───── Working data ─────

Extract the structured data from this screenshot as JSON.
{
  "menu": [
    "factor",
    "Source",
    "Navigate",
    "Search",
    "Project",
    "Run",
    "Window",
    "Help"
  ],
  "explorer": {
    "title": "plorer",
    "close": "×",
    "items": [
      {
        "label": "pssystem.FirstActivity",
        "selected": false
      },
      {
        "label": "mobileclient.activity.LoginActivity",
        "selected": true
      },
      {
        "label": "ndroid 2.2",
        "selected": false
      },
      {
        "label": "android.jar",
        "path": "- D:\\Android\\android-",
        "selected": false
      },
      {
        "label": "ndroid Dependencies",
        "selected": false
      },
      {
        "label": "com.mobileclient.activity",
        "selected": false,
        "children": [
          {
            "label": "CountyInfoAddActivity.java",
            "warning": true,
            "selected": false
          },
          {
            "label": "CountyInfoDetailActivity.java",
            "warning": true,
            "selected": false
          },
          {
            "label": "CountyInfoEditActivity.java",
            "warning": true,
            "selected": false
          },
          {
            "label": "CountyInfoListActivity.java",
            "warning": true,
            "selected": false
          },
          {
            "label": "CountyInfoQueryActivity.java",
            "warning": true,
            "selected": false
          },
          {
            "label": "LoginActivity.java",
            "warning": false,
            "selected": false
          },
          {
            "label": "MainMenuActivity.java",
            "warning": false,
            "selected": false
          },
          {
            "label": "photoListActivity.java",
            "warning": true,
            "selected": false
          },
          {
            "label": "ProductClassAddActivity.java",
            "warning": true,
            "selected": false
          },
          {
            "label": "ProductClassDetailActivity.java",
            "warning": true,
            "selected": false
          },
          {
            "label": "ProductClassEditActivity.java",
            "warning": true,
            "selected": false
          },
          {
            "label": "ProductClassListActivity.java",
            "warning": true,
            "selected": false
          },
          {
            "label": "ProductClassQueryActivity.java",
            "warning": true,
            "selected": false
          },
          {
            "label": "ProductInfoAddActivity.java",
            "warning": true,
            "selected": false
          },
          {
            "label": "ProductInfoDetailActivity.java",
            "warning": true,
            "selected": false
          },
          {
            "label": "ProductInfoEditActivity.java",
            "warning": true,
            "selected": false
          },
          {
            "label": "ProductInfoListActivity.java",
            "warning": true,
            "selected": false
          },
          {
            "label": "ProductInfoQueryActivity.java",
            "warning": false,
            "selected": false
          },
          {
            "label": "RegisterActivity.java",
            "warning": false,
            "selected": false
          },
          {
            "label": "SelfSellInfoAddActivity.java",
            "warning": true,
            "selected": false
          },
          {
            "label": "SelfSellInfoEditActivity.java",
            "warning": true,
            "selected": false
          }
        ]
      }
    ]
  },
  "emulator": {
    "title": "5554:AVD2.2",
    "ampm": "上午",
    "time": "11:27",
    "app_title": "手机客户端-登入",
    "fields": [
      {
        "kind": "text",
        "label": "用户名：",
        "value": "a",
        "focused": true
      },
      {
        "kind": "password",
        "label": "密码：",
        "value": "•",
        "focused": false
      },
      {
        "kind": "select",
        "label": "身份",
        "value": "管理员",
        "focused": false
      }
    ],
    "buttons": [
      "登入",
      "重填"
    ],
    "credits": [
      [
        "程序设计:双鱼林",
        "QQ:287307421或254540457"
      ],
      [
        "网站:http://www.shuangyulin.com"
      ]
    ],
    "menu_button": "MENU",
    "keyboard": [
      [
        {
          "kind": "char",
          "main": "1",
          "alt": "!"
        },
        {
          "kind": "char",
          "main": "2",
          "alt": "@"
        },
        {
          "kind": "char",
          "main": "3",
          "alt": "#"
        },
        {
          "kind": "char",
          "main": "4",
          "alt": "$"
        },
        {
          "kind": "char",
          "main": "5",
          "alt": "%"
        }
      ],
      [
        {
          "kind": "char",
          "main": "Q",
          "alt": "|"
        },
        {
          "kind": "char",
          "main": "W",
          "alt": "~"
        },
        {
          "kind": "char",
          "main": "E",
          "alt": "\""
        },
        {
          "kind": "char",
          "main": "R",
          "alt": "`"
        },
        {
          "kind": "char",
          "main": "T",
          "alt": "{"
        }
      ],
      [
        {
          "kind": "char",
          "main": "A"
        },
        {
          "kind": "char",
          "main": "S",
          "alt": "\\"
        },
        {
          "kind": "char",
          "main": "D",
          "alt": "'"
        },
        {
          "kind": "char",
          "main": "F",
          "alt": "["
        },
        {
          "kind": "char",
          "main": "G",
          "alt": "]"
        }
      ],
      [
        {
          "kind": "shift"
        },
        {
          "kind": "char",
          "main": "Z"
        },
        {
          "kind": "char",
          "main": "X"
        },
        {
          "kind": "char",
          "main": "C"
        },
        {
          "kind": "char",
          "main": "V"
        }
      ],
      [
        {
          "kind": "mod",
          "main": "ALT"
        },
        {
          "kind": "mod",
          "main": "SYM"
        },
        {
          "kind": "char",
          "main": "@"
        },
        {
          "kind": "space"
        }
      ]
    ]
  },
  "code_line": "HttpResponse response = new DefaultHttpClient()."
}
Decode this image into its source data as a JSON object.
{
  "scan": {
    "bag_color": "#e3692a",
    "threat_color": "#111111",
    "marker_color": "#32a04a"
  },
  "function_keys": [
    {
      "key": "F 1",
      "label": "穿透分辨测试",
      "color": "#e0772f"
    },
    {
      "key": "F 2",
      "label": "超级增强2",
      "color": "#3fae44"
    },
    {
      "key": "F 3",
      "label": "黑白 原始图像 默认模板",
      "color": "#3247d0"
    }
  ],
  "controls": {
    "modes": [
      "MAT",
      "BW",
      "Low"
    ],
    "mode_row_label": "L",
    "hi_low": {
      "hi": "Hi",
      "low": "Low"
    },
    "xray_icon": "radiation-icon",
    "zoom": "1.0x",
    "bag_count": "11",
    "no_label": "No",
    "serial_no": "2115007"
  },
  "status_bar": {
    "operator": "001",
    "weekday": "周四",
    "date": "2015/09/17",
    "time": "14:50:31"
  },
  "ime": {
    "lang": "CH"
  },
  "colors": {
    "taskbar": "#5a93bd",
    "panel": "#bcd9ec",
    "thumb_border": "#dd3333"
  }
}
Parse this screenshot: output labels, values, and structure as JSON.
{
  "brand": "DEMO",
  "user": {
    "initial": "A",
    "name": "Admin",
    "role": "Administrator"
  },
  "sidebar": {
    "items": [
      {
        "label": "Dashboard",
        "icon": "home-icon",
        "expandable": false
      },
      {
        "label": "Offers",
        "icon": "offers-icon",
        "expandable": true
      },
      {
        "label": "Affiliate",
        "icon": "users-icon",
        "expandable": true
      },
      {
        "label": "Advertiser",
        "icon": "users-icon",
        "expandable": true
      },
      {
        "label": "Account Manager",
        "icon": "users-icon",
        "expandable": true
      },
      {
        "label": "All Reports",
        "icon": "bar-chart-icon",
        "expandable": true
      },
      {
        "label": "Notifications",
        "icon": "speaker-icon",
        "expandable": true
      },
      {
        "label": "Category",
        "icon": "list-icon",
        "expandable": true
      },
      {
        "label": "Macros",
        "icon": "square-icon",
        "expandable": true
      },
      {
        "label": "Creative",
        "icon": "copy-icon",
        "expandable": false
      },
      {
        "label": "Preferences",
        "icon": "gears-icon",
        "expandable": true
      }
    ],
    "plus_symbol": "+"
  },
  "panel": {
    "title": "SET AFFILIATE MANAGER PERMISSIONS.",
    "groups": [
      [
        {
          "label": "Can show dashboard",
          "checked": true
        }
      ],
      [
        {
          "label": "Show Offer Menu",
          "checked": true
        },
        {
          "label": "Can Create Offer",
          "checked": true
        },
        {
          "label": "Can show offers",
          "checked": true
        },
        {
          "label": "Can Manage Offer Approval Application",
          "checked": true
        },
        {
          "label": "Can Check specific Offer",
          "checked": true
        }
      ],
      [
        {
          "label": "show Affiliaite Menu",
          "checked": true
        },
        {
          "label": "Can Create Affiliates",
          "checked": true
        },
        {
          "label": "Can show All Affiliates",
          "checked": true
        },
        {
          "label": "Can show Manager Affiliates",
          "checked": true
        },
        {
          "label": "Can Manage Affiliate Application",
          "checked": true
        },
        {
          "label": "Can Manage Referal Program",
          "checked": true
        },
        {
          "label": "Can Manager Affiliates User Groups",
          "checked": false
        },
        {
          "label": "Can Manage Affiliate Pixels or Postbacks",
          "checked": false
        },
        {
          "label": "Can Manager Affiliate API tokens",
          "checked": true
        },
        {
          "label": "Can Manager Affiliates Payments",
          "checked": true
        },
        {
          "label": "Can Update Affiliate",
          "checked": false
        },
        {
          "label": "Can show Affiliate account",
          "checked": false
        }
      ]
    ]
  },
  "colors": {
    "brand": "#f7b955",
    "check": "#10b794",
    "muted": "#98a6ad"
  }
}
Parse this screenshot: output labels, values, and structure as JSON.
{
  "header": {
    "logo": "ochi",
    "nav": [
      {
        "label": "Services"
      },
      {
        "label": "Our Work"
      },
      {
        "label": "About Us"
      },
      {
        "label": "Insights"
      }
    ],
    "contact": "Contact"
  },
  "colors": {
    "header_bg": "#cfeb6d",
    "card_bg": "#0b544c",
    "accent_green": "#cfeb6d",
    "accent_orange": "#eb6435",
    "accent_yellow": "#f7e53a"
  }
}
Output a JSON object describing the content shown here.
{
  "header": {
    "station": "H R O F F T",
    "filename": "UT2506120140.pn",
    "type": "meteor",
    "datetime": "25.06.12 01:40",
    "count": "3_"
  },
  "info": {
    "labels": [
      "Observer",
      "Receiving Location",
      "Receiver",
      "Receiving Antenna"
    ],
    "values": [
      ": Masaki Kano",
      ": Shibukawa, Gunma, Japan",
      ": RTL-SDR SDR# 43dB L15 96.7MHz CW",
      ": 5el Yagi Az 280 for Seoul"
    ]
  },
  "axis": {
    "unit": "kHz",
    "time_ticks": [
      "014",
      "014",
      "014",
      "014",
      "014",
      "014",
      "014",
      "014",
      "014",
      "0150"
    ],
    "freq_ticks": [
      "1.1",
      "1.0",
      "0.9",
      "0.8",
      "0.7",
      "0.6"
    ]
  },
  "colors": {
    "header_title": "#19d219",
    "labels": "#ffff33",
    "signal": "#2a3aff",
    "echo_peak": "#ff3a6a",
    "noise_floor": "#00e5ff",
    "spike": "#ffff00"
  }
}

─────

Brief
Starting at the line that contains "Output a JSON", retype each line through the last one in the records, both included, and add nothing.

Written solution
Output a JSON object describing the content shown here.
{
  "header": {
    "station": "H R O F F T",
    "filename": "UT2506120140.pn",
    "type": "meteor",
    "datetime": "25.06.12 01:40",
    "count": "3_"
  },
  "info": {
    "labels": [
      "Observer",
      "Receiving Location",
      "Receiver",
      "Receiving Antenna"
    ],
    "values": [
      ": Masaki Kano",
      ": Shibukawa, Gunma, Japan",
      ": RTL-SDR SDR# 43dB L15 96.7MHz CW",
      ": 5el Yagi Az 280 for Seoul"
    ]
  },
  "axis": {
    "unit": "kHz",
    "time_ticks": [
      "014",
      "014",
      "014",
      "014",
      "014",
      "014",
      "014",
      "014",
      "014",
      "0150"
    ],
    "freq_ticks": [
      "1.1",
      "1.0",
      "0.9",
      "0.8",
      "0.7",
      "0.6"
    ]
  },
  "colors": {
    "header_title": "#19d219",
    "labels": "#ffff33",
    "signal": "#2a3aff",
    "echo_peak": "#ff3a6a",
    "noise_floor": "#00e5ff",
    "spike": "#ffff00"
  }
}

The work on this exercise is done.